On October 22 Bunge (BG) reported disappointing revenue for the third quarter of 2009, missing Wall Street estimates by $900 million. And then the company guided Wall Street to expect earnings of just $3.10 to $3.50 for the full 2009 year instead of the $4.69 analysts had projected
Clearly Bunge hasn’t yet seen a turnaround in its markets.
The big problem seems to be fertilizer. Not only are demand down and price—as they are for all of the world’s fertilizer makers—but Bunge is still working through its inventory of higher priced raw materials. That last problem should be solved by December when, if the company is right about its sales projections, it will have worked through higher cost inventory and have brought costs in line with current market prices.
The company’s soy bean processing and edible oils businesses, however, produced a strong quarter that cancelled out some of the problems in the fertilizer segment. Looking forward, the company expects that a big harvest in North America plus a rebound in South American supply will give the company big crops to process at healthy margins since Argentina, which is expected to recover from 2009’s drought to produce a large crop in 2010, is low cost base of operations for Bunge.
Unfortunately, I expect that the weak third quarter earnings and the reduced guidance for the rest of 2009 will have a negative effect lasting more than a few days. On October 22, based on those weak results, Standard & Poor’s put the company’s corporate credit rating on watch with negative implications. The company’s $4.1 billion in debt is currently rated BBB-. The action by S&P isn’t a guarantee that the company will get downgraded but it is enough to make investors worry.
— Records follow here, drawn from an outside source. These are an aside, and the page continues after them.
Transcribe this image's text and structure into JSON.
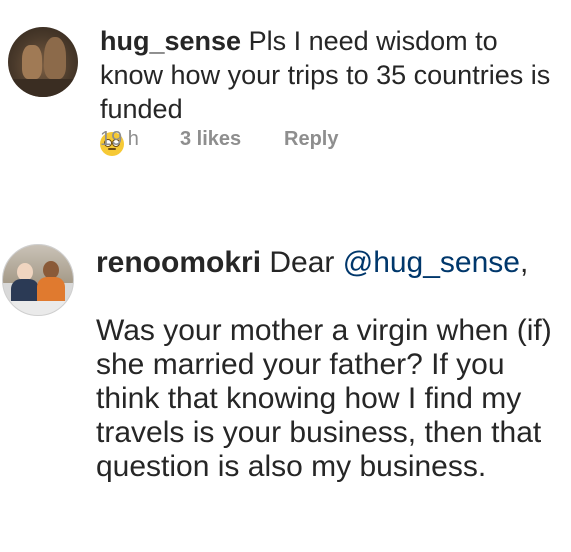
{
  "comments": [
    {
      "username": "hug_sense",
      "text": "Pls I need wisdom to know how your trips to 35 countries is funded",
      "emoji": "rolling-eyes-emoji",
      "time": "19 h",
      "likes": "3 likes",
      "reply_label": "Reply"
    },
    {
      "username": "renoomokri",
      "greeting_prefix": "Dear ",
      "mention": "@hug_sense",
      "greeting_suffix": ",",
      "body": "Was your mother a virgin when (if) she married your father? If you think that knowing how I find my travels is your business, then that question is also my business."
    }
  ]
}
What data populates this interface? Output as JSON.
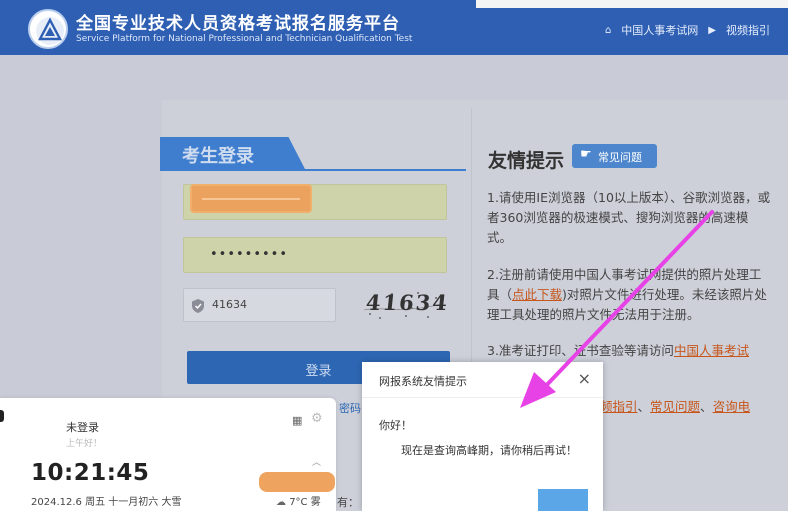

That’s never good for a stock’s price.
Full disclosure: I do not own or control shares of any stock mentioned in this post.